- In the interesting octet, we write a placeholder character X.

Given IP address | Value after slash | Interesting octet | Temporary mask |

20.10.30.0/8 | 8 | First | X.0.0.0 |

111.187.45.34/14 | 14 | Second | 255.X.0.0 |

162.160.46.24/20 | 20 | Third | 255.255.X.0 |

202.100.20.50/27 | 27 | Fourth | 255.255.255.X |

Subtract the given network number (value after slash) from the interesting octet's range's ending number.

Given IP address | Value after slash | Interesting octet | Interesting octet range | Subtraction |

20.10.30.0/8 | 8 | First | 1 – 8 | 8 – 8 = 0 |

111.187.45.34/14 | 14 | Second | 9 – 16 | 16 – 14 = 2 |

162.160.46.24/20 | 20 | Third | 17 – 24 | 24 -20 = 4 |

202.100.20.50/27 | 27 | Fourth | 25 – 32 | 32 – 27 = 5 |

Use the following formula to calculate the interesting octet's value.

Interesting octet's value = 256 - 2^{Remainder of the subtraction}

Given IP address | Value after slash | Remainder of the subtraction | Calculation Step 1 | Calculation step 2 |

20.10.30.0/8 | 8 | 0 | 2^{0} = 1 | 256 – 1 = 255 |

111.187.45.34/14 | 14 | 2 | 2^{2} = 4 | 256 – 4 = 252 |

162.160.46.24/20 | 20 | 4 | 2^{4} = 16 | 256 – 16 = 240 |

202.100.20.50/27 | 27 | 5 | 2^{5} = 32 | 256 – 32 = 224 |

Replace the placeholder value with the interesting octet's value. It gives us the subnet mask of the given IP address.

Given IP addressk | Value after slash | Temporary mask | Octet value | Subnet mask |

20.10.30.0/8 | 8 | X.0.0.0 | 255 | 255.0.0.0 |

111.187.45.34/14 | 14 | 255.X.0.0 | 252 | 255.252.0.0 |

162.160.46.24/20 | 20 | 255.255.X.0 | 240 | 255.255.240.0 |

202.100.20.50/27 | 27 | 255.255.255.X | 224 | 255.255.255.224 |

This tutorial is the seventh chapter of the tutorial series. Other chapters of this series are the following.

**Chapter 01** Introduction to Subnetting
**Chapter 02** Network Address Basic Concepts Explained with Examples
**Chapter 03** The Subnet Mask and Slash Notation
**Chapter 04** Convert Decimal IP address in Binary and Binary in Decimal
**Chapter 05** Basic Subnetting in Computer Networks Explained
**Chapter 06** Subnetting Tutorial - Subnetting Explained with Examples
**Chapter 08** FLSM Subnetting and VLSM Subnetting
**Chapter 09** VLSM Subnetting Explained with Examples
**Chapter 10** VLSM Subnetting Examples and Calculation Explained
**Chapter 11** Route Summarization Advantages and Disadvantages
**Chapter 12** Supernetting Tutorial: - Supernetting Explained with Examples

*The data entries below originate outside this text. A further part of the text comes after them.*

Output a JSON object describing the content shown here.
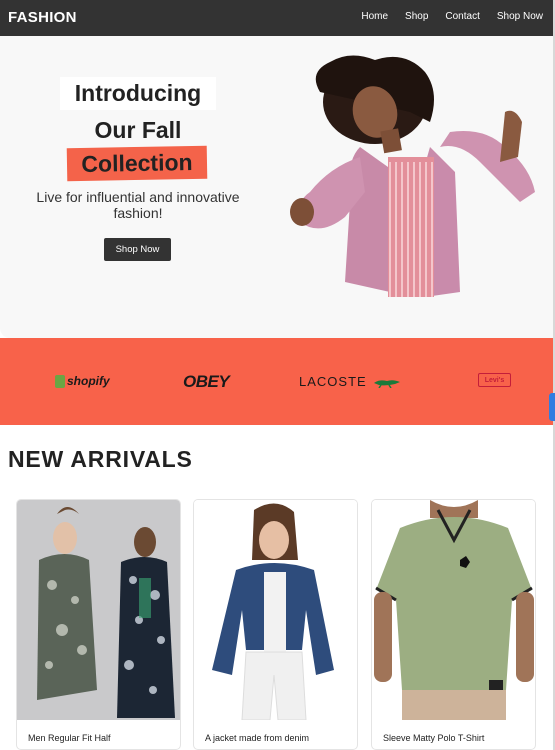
{
  "nav": {
    "brand": "FASHION",
    "links": [
      "Home",
      "Shop",
      "Contact",
      "Shop Now"
    ]
  },
  "hero": {
    "line1": "Introducing",
    "line2": "Our Fall",
    "line3": "Collection",
    "subtitle": "Live for influential and innovative fashion!",
    "button": "Shop Now"
  },
  "brands": [
    "shopify",
    "OBEY",
    "LACOSTE",
    "Levi's"
  ],
  "arrivals": {
    "title": "NEW ARRIVALS",
    "products": [
      {
        "name": "Men Regular Fit Half"
      },
      {
        "name": "A jacket made from denim"
      },
      {
        "name": "Sleeve Matty Polo T-Shirt"
      }
    ]
  },
  "colors": {
    "accent": "#f8624a",
    "nav": "#333333",
    "hero_bg": "#f8f8f8"
  }
}
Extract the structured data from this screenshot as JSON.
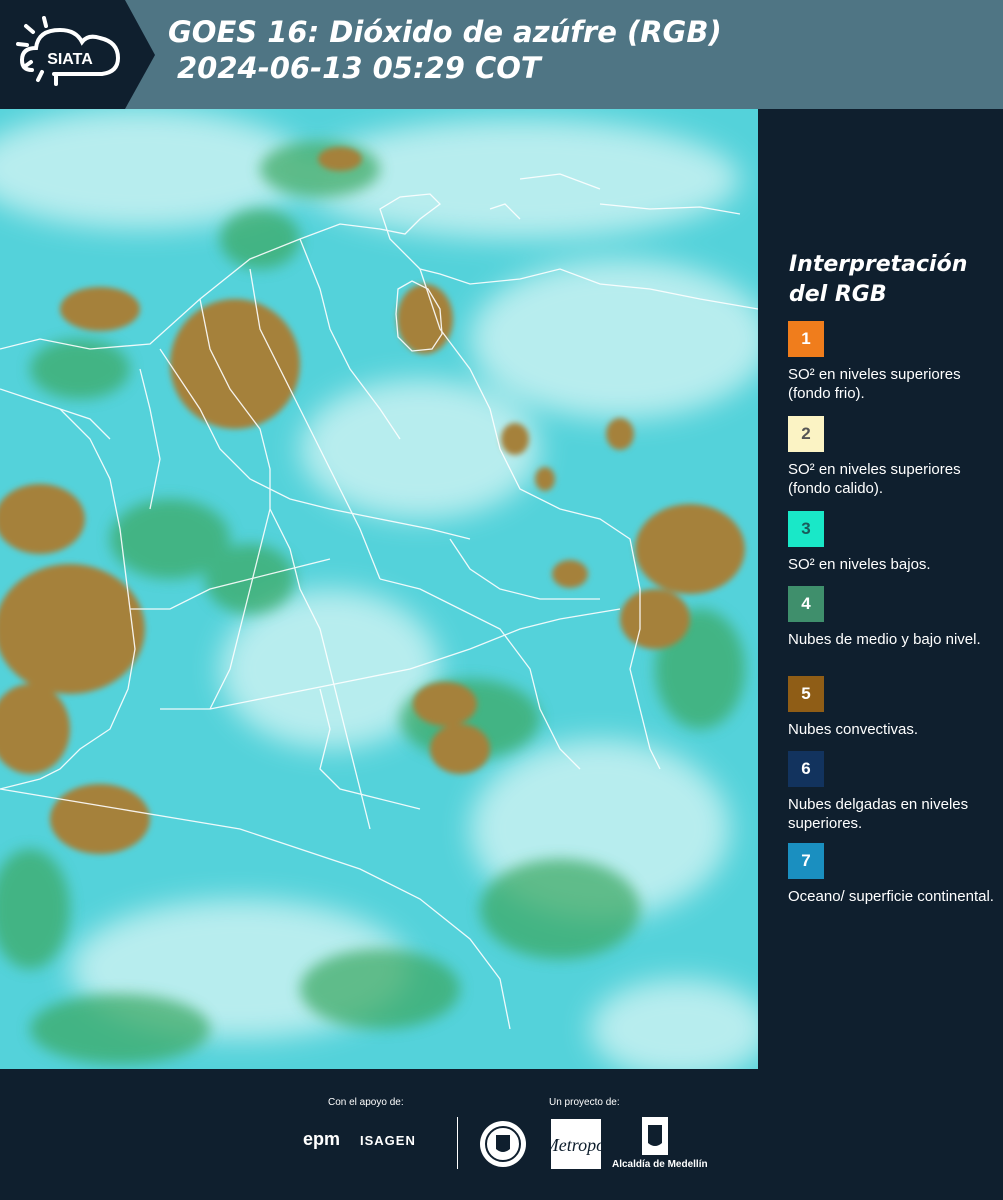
{
  "header": {
    "logo_text": "SIATA",
    "title_line1": "GOES 16: Dióxido de azúfre (RGB)",
    "title_line2": "2024-06-13 05:29 COT"
  },
  "legend": {
    "title": "Interpretación del RGB",
    "items": [
      {
        "number": "1",
        "color": "#f07d1c",
        "text_color": "#ffffff",
        "label": "SO² en niveles superiores (fondo frio)."
      },
      {
        "number": "2",
        "color": "#fbf3c4",
        "text_color": "#555555",
        "label": "SO² en niveles superiores (fondo calido)."
      },
      {
        "number": "3",
        "color": "#19e8c8",
        "text_color": "#1a5b5b",
        "label": "SO² en niveles bajos."
      },
      {
        "number": "4",
        "color": "#3f8f6c",
        "text_color": "#ffffff",
        "label": "Nubes de medio y bajo nivel."
      },
      {
        "number": "5",
        "color": "#8f5d16",
        "text_color": "#ffffff",
        "label": "Nubes convectivas."
      },
      {
        "number": "6",
        "color": "#12335e",
        "text_color": "#ffffff",
        "label": "Nubes delgadas en niveles superiores."
      },
      {
        "number": "7",
        "color": "#1a8fc0",
        "text_color": "#ffffff",
        "label": "Oceano/ superficie continental."
      }
    ]
  },
  "footer": {
    "support_label": "Con el apoyo de:",
    "project_label": "Un proyecto de:",
    "sponsor_1": "epm",
    "sponsor_2": "ISAGEN",
    "partner_metro": "Área Metropolitana",
    "partner_alcaldia": "Alcaldía de Medellín"
  }
}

That's all for this tutorial. In this tutorial, we learned the easiest and fastest methods of subnetting through various examples.